"It should not be beyond us to find a way of adjusting the levy to reflect the risks to which individual firms are exposing their customers and, hence, the potential compensation costs to which they are exposing the industry," he said.

The Financial Conduct Authority did not introduce a risk-based levy in its recent review of how the FSCS is funded, but it has asked advisers to provide more information in their Retail Mediation Activities Returns on the high-risk investments they recommend.

This would allow the FCA to build a more comprehensive understanding of the market and, if need be, introduce risk-based levies in the future.

Mr Neale said the FSCS would continue to "play its part" in the search for a fairer way of sharing the costs of the protection it provides.

He added: "The announcement of our levies is always a reminder of the costs of FSCS protection. But we should not lose sight of the benefits we bring or of the steps we take to manage and minimise those costs."

Among the action taken to mitigate the cost of the FSCS, Mr Neale cited the upcoming sale of a further tranche of the Bradford & Bingley mortgage book which would allow the scheme to pay off the final instalment of the £15.6bn it borrowed from HM Treasury during the financial crisis in 2008.

Mr Neale said: "That means FSCS will have cleared up the legacy of the 2008 failures.

"In the last year, we have also made substantial recoveries from PPI lenders and insolvent estates.

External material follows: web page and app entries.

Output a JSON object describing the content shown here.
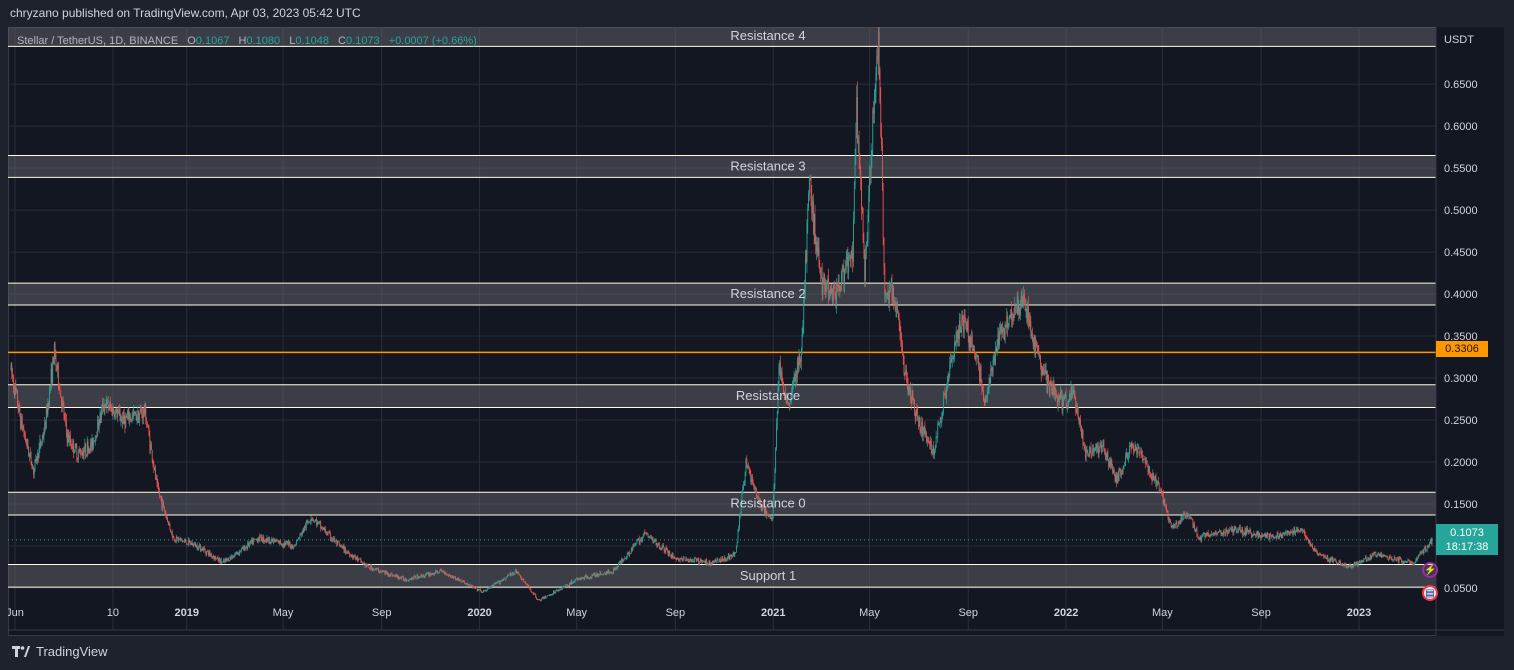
{
  "header": {
    "published": "chryzano published on TradingView.com, Apr 03, 2023 05:42 UTC"
  },
  "symbol": {
    "title": "Stellar / TetherUS, 1D, BINANCE",
    "open_label": "O",
    "open": "0.1067",
    "high_label": "H",
    "high": "0.1080",
    "low_label": "L",
    "low": "0.1048",
    "close_label": "C",
    "close": "0.1073",
    "change": "+0.0007 (+0.66%)"
  },
  "price_axis": {
    "currency": "USDT"
  },
  "current_price": {
    "price": "0.1073",
    "countdown": "18:17:38"
  },
  "marker_price": "0.3306",
  "footer": {
    "brand": "TradingView"
  },
  "colors": {
    "up": "#26a69a",
    "down": "#ef5350",
    "zone_line": "#fffde7",
    "zone_fill": "#5d5f66",
    "marker": "#ff9800"
  },
  "icons": [
    "lightning-icon",
    "us-flag-icon",
    "tradingview-logo-icon"
  ],
  "chart_data": {
    "type": "candlestick",
    "title": "",
    "ylim": [
      0.0,
      0.718
    ],
    "y_ticks": [
      {
        "v": 0.05,
        "label": "0.0500"
      },
      {
        "v": 0.1,
        "label": "0.1000"
      },
      {
        "v": 0.15,
        "label": "0.1500"
      },
      {
        "v": 0.2,
        "label": "0.2000"
      },
      {
        "v": 0.25,
        "label": "0.2500"
      },
      {
        "v": 0.3,
        "label": "0.3000"
      },
      {
        "v": 0.35,
        "label": "0.3500"
      },
      {
        "v": 0.4,
        "label": "0.4000"
      },
      {
        "v": 0.45,
        "label": "0.4500"
      },
      {
        "v": 0.5,
        "label": "0.5000"
      },
      {
        "v": 0.55,
        "label": "0.5500"
      },
      {
        "v": 0.6,
        "label": "0.6000"
      },
      {
        "v": 0.65,
        "label": "0.6500"
      }
    ],
    "x_ticks": [
      {
        "date": "2018-06-01",
        "label": "Jun"
      },
      {
        "date": "2018-10-01",
        "label": "10"
      },
      {
        "date": "2019-01-01",
        "label": "2019"
      },
      {
        "date": "2019-05-01",
        "label": "May"
      },
      {
        "date": "2019-09-01",
        "label": "Sep"
      },
      {
        "date": "2020-01-01",
        "label": "2020"
      },
      {
        "date": "2020-05-01",
        "label": "May"
      },
      {
        "date": "2020-09-01",
        "label": "Sep"
      },
      {
        "date": "2021-01-01",
        "label": "2021"
      },
      {
        "date": "2021-05-01",
        "label": "May"
      },
      {
        "date": "2021-09-01",
        "label": "Sep"
      },
      {
        "date": "2022-01-01",
        "label": "2022"
      },
      {
        "date": "2022-05-01",
        "label": "May"
      },
      {
        "date": "2022-09-01",
        "label": "Sep"
      },
      {
        "date": "2023-01-01",
        "label": "2023"
      }
    ],
    "zones": [
      {
        "label": "Resistance 4",
        "low": 0.695,
        "high": 0.72
      },
      {
        "label": "Resistance 3",
        "low": 0.539,
        "high": 0.565
      },
      {
        "label": "Resistance 2",
        "low": 0.387,
        "high": 0.413
      },
      {
        "label": "Resistance",
        "low": 0.265,
        "high": 0.292
      },
      {
        "label": "Resistance 0",
        "low": 0.137,
        "high": 0.164
      },
      {
        "label": "Support 1",
        "low": 0.051,
        "high": 0.078
      }
    ],
    "marker_line": 0.3306,
    "last_price": 0.1073,
    "price_path": [
      {
        "date": "2018-05-27",
        "price": 0.31
      },
      {
        "date": "2018-06-08",
        "price": 0.25
      },
      {
        "date": "2018-06-24",
        "price": 0.19
      },
      {
        "date": "2018-07-08",
        "price": 0.24
      },
      {
        "date": "2018-07-20",
        "price": 0.33
      },
      {
        "date": "2018-08-05",
        "price": 0.23
      },
      {
        "date": "2018-08-18",
        "price": 0.21
      },
      {
        "date": "2018-09-05",
        "price": 0.22
      },
      {
        "date": "2018-09-20",
        "price": 0.27
      },
      {
        "date": "2018-10-15",
        "price": 0.25
      },
      {
        "date": "2018-11-10",
        "price": 0.26
      },
      {
        "date": "2018-11-25",
        "price": 0.17
      },
      {
        "date": "2018-12-15",
        "price": 0.11
      },
      {
        "date": "2019-01-15",
        "price": 0.1
      },
      {
        "date": "2019-02-15",
        "price": 0.08
      },
      {
        "date": "2019-04-01",
        "price": 0.11
      },
      {
        "date": "2019-05-15",
        "price": 0.1
      },
      {
        "date": "2019-06-05",
        "price": 0.135
      },
      {
        "date": "2019-07-10",
        "price": 0.1
      },
      {
        "date": "2019-08-15",
        "price": 0.075
      },
      {
        "date": "2019-10-01",
        "price": 0.06
      },
      {
        "date": "2019-11-15",
        "price": 0.07
      },
      {
        "date": "2020-01-05",
        "price": 0.045
      },
      {
        "date": "2020-02-15",
        "price": 0.07
      },
      {
        "date": "2020-03-15",
        "price": 0.035
      },
      {
        "date": "2020-05-01",
        "price": 0.06
      },
      {
        "date": "2020-06-15",
        "price": 0.07
      },
      {
        "date": "2020-07-25",
        "price": 0.115
      },
      {
        "date": "2020-09-01",
        "price": 0.085
      },
      {
        "date": "2020-10-15",
        "price": 0.08
      },
      {
        "date": "2020-11-15",
        "price": 0.09
      },
      {
        "date": "2020-11-28",
        "price": 0.2
      },
      {
        "date": "2020-12-15",
        "price": 0.15
      },
      {
        "date": "2020-12-31",
        "price": 0.13
      },
      {
        "date": "2021-01-08",
        "price": 0.31
      },
      {
        "date": "2021-01-20",
        "price": 0.27
      },
      {
        "date": "2021-02-05",
        "price": 0.33
      },
      {
        "date": "2021-02-15",
        "price": 0.53
      },
      {
        "date": "2021-03-01",
        "price": 0.42
      },
      {
        "date": "2021-03-20",
        "price": 0.4
      },
      {
        "date": "2021-04-10",
        "price": 0.45
      },
      {
        "date": "2021-04-15",
        "price": 0.62
      },
      {
        "date": "2021-04-25",
        "price": 0.42
      },
      {
        "date": "2021-05-12",
        "price": 0.72
      },
      {
        "date": "2021-05-20",
        "price": 0.4
      },
      {
        "date": "2021-06-01",
        "price": 0.4
      },
      {
        "date": "2021-06-15",
        "price": 0.3
      },
      {
        "date": "2021-07-01",
        "price": 0.25
      },
      {
        "date": "2021-07-20",
        "price": 0.21
      },
      {
        "date": "2021-08-10",
        "price": 0.32
      },
      {
        "date": "2021-08-25",
        "price": 0.37
      },
      {
        "date": "2021-09-10",
        "price": 0.33
      },
      {
        "date": "2021-09-22",
        "price": 0.27
      },
      {
        "date": "2021-10-10",
        "price": 0.35
      },
      {
        "date": "2021-10-25",
        "price": 0.38
      },
      {
        "date": "2021-11-10",
        "price": 0.39
      },
      {
        "date": "2021-11-25",
        "price": 0.33
      },
      {
        "date": "2021-12-10",
        "price": 0.29
      },
      {
        "date": "2021-12-28",
        "price": 0.27
      },
      {
        "date": "2022-01-10",
        "price": 0.28
      },
      {
        "date": "2022-01-25",
        "price": 0.21
      },
      {
        "date": "2022-02-15",
        "price": 0.22
      },
      {
        "date": "2022-03-05",
        "price": 0.18
      },
      {
        "date": "2022-03-25",
        "price": 0.22
      },
      {
        "date": "2022-04-10",
        "price": 0.2
      },
      {
        "date": "2022-05-01",
        "price": 0.16
      },
      {
        "date": "2022-05-12",
        "price": 0.12
      },
      {
        "date": "2022-06-01",
        "price": 0.14
      },
      {
        "date": "2022-06-15",
        "price": 0.11
      },
      {
        "date": "2022-08-01",
        "price": 0.12
      },
      {
        "date": "2022-09-15",
        "price": 0.11
      },
      {
        "date": "2022-10-20",
        "price": 0.12
      },
      {
        "date": "2022-11-10",
        "price": 0.09
      },
      {
        "date": "2022-12-20",
        "price": 0.075
      },
      {
        "date": "2023-01-20",
        "price": 0.09
      },
      {
        "date": "2023-03-10",
        "price": 0.08
      },
      {
        "date": "2023-04-02",
        "price": 0.107
      }
    ],
    "series": [
      {
        "name": "Stellar / TetherUS",
        "values": "price_path"
      }
    ]
  }
}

"Thanks to our recoveries, our levies are much lower than they would otherwise be."

He added that the FSCS worked closely with its "regulatory partners" to share intelligence which may help prevent future failure.